Japan, China and Kazakhstan head the nations chasing water polo gold at the upcoming Asian Games in Hangzhou, China. With gold comes a tantalising trip to the Paris Olympic Games next year.
Nine men’s teams and seven women’s will contest matches in a two-week stretch starting on September 25 at the Huanglong (Yellow Dragon) Swimming & Diving Centre. Nine men’s teams and six women’s contested the 2018 Games in Indonesia.
Japan men and China’s women looked the favourites for the crowns, although China and Kazakhstan men and Japan women will prove tough opponents in the quest for gold and an airplane ticket to Paris.
In the men’s competition, there are two groups of four with quarterfinals, semifinals and medal play-offs over six days. In the women’s competition, there will be a round-robin tournament over seven days.

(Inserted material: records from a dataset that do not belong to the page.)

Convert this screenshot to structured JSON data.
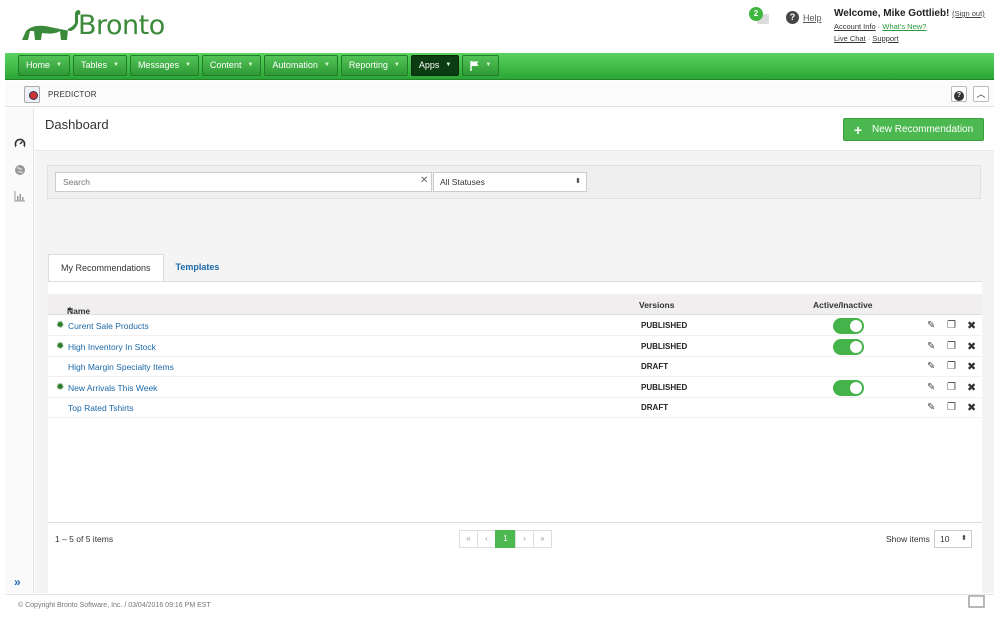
{
  "brand": {
    "name": "Bronto",
    "color": "#3b8a3b"
  },
  "header": {
    "notification_count": "2",
    "help_label": "Help",
    "welcome": "Welcome, Mike Gottlieb!",
    "sign_out": "(Sign out)",
    "account_info": "Account Info",
    "whats_new": "What's New?",
    "live_chat": "Live Chat",
    "support": "Support",
    "sep": "·"
  },
  "nav": {
    "items": [
      {
        "label": "Home"
      },
      {
        "label": "Tables"
      },
      {
        "label": "Messages"
      },
      {
        "label": "Content"
      },
      {
        "label": "Automation"
      },
      {
        "label": "Reporting"
      },
      {
        "label": "Apps",
        "active": true
      }
    ],
    "flag_icon": "flag-icon"
  },
  "subheader": {
    "title": "PREDICTOR"
  },
  "main": {
    "title": "Dashboard",
    "new_button": "New Recommendation",
    "search_placeholder": "Search",
    "status_filter": "All Statuses",
    "tabs": [
      {
        "label": "My Recommendations",
        "active": true
      },
      {
        "label": "Templates"
      }
    ],
    "table": {
      "columns": {
        "name": "Name",
        "sort_indicator": "▲",
        "versions": "Versions",
        "active": "Active/Inactive"
      },
      "rows": [
        {
          "name": "Curent Sale Products",
          "version": "PUBLISHED",
          "gear": true,
          "active": true
        },
        {
          "name": "High Inventory In Stock",
          "version": "PUBLISHED",
          "gear": true,
          "active": true
        },
        {
          "name": "High Margin Specialty Items",
          "version": "DRAFT",
          "gear": false,
          "active": null
        },
        {
          "name": "New Arrivals This Week",
          "version": "PUBLISHED",
          "gear": true,
          "active": true
        },
        {
          "name": "Top Rated Tshirts",
          "version": "DRAFT",
          "gear": false,
          "active": null
        }
      ]
    },
    "pagination": {
      "summary": "1 – 5 of 5 items",
      "first": "«",
      "prev": "‹",
      "current": "1",
      "next": "›",
      "last": "»",
      "show_items_label": "Show items",
      "per_page": "10"
    }
  },
  "footer": {
    "copyright": "© Copyright Bronto Software, Inc.  /  03/04/2016 09:16 PM EST"
  },
  "colors": {
    "accent_green": "#4cb850",
    "nav_green": "#2ca536",
    "link_blue": "#1b68a8"
  }
}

China headlines the group, being a losing semifinalist at this year’s World Aquatics World Cup qualification tournament in Berlin, Germany, just missing the finals series in Los Angeles, USA. China have missed the last four World Championships since 2015 and finished fourth at the 2018 Asian Games after third, second and first in the previous tournaments. Goal-scoring sensation Zhongxian Zhang will lead the charge.
The People’s Republic of Korea’s best outings were silver in 1986 and bronze in 1990.
Iran has produced some class players and will be out to prove bronze over China in 2018 was no fluke. Iran finished fifth at this year’s World Cup qualifiers and its best scorer was Alireza Mehrikoshneshahri.
Thailand appears for the first time since 1998 for its fifth Games. Fifth placings in 1966 and 1978 were highlights.
Japan has the forward momentum this year and will be hard to slow or even beat in Hangzhou. It finished 10th at the July World Aquatics Championships in Fukuoka, Japan, one position ahead of Kazakhstan, so their clash on the second day of competition will be a pointer to the finals. Japan last won the title in 1970 and subsequently lost seven of the last 11 finals, so will be champing at the bit for victory.
Kazakhstan has been rebuilding in the past year and is a little raw, although 11th in Fukuoka was a solid result worthy of Japan’s respect. Kazakhstan almost has a stranglehold on the event, winning six of the last seven titles, missing the final in 2006 as China beat Japan in the final.
Hong Kong has yet to appear on the dais, three times losing bronze-medal encounters.
Singapore was in the first three gold-medal finals and last stood on the dais for third in 1986.
China has won all three titles on offer and appears to have the best chance of winning, considering its recent form and historical record. Watch out for Jing Zhang and Yiwen Lu.
Japan has been consistently working hard to improve its ranking and should be the closest team to China, however China beat Japan for 13th place in Fukuoka, Japan in July at the World Aquatics Championships, with a hefty 18-10 margin. Japan was second in 2014 and collected bronze in 2018. Players to watch include superstar Yumi Arima and Eruna Ura.
Kazakhstan has collected three medals with second in 2010, third in 2014 and silver in 2018. In Fukuoka it finished just behind China and Japan in the rankings. Viktoriya Khritankova and Viktoriya Kaplun will be on fire, especially Kaplun with her fine recent showing at the junior world championships.
Uzbekistan did not appear in 2018, but did claim bronze in the inaugural year and was fourth in 2014.
The People’s Republic of Korea is a newcomer to this level, although did host the Gwangju world championship tournament in 2019 and created a stir.
Singapore was fifth in 2014 and makes a second appearance. The nation has a history of playing the South-East Asian Games and now takes a dip in the Asian Games pool.
Thailand was fourth last time out and more recently contested the World Aquatics Challengers’ Cup in Barranquilla, Colombia, winning the silver medal in 2021.